That’s five per cent down on the previous $18.6 billion forecast made in April, the latest Agtrends report revealed on Thursday.

Cotton is forecast to be hit particularly hard, with its forecast value to plunge to $237 million, 58 per cent lower than it was last financial year.

The value of cattle and calves sold for slaughter and live exports is estimated to be down by six per cent, to $5.14 billion.

But the report showed while most sectors failed to meet estimates, the poultry industry recorded a one per cent increase form the previous financial year to $573 million.


Agriculture Minister Mark Furner said the latest figures made sober reading.

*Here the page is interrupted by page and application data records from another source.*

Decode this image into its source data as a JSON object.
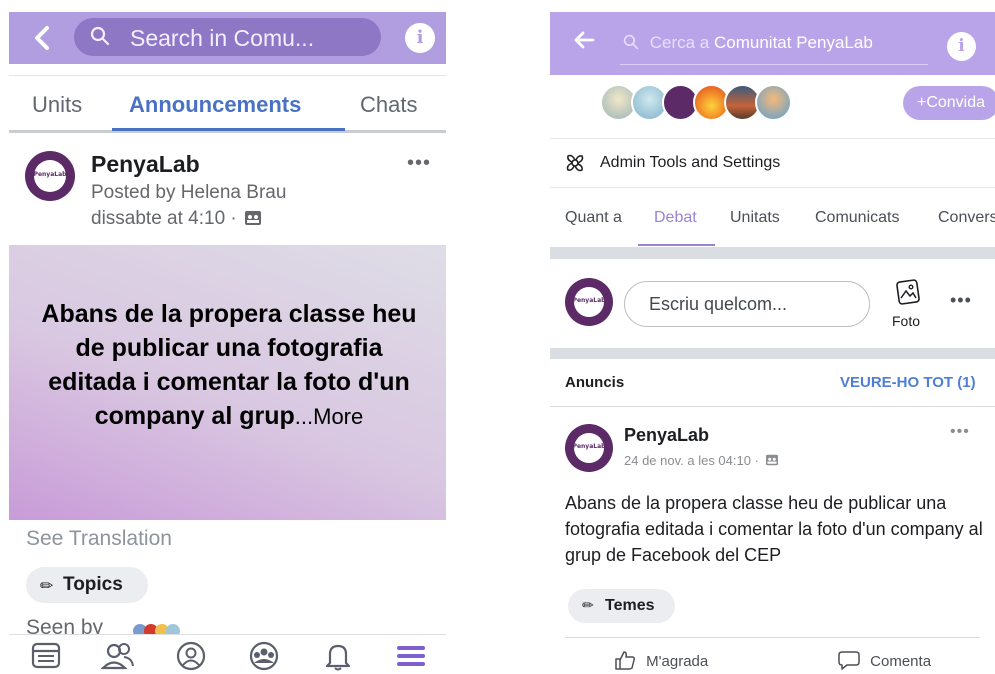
{
  "left": {
    "header": {
      "back_icon": "chevron-left-icon",
      "search_placeholder": "Search in Comu...",
      "info_icon": "info-icon"
    },
    "tabs": [
      "Units",
      "Announcements",
      "Chats"
    ],
    "active_tab": "Announcements",
    "post": {
      "group_name": "PenyaLab",
      "avatar_text": "PenyaLab",
      "posted_by": "Posted by Helena Brau",
      "time": "dissabte at 4:10 ·",
      "banner_text": "Abans de la propera classe heu de publicar una fotografia editada i comentar la foto d'un company al grup",
      "more": "...More",
      "see_translation": "See Translation",
      "topics": "Topics",
      "seen_by": "Seen by"
    },
    "bottom_nav": [
      "news-feed-icon",
      "friends-icon",
      "profile-icon",
      "groups-icon",
      "notifications-icon",
      "menu-icon"
    ]
  },
  "right": {
    "header": {
      "back_icon": "arrow-left-icon",
      "search_prefix": "Cerca a",
      "search_group": "Comunitat PenyaLab",
      "info_icon": "info-icon"
    },
    "invite": "+Convida",
    "admin_tools": "Admin Tools and Settings",
    "tabs": [
      "Quant a",
      "Debat",
      "Unitats",
      "Comunicats",
      "Convers"
    ],
    "active_tab": "Debat",
    "composer": {
      "placeholder": "Escriu quelcom...",
      "photo_label": "Foto"
    },
    "announcements": {
      "title": "Anuncis",
      "see_all": "VEURE-HO TOT (1)"
    },
    "post": {
      "group_name": "PenyaLab",
      "avatar_text": "PenyaLab",
      "time": "24 de nov. a les 04:10 ·",
      "body": "Abans de la propera classe heu de publicar una fotografia editada i comentar la foto d'un company al grup de Facebook del CEP",
      "topics": "Temes",
      "like": "M'agrada",
      "comment": "Comenta"
    }
  },
  "colors": {
    "left_header": "#b09ee0",
    "right_header": "#b9a4ea",
    "accent_blue": "#4a72c4",
    "tab_purple": "#9a82d6",
    "avatar": "#5b2a67"
  }
}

“While Queensland primary producers are amongst the best in the world at handling climatic variability, this drought is having a significant impact,” Mr Furner said.

Prime Minister Scott Morrison visited the Queensland town of Dalby in September, announcing a $100 million support package to 13 local government areas across the country – three of them in Queensland.

The Queensland local government areas of North Burnett, Banana and Western Downs were provided access to the funding, on top of the $7 billion already in drought support.

The Queensland government also committed an additional $74.6 million over four years towards its drought assistance package in this year’s Budget.

5. Fake news on social media to face inquiry by parliamentary committee.

Foreign interference through fake news spread on social media will be put under the microscope by a parliamentary committee.

The long-running inquiry will look at social media use designed to undermine Australia’s democracy and values, including the spread of misinformation.

Other issues under scrutiny include:

* Responses to mitigate the risk posed to Australia’s democracy and values by the government and social media platforms.

* International policy responses to cyber-enabled foreign interference and misinformation.

* The extent of compliance with Australian laws.

The upper house backed Labor senator Jenny McAllister’s move to establish the Select Committee on Foreign Interference through Social Media on Thursday.

The committee’s final report is due in May 2022.

Feature image: Facebook.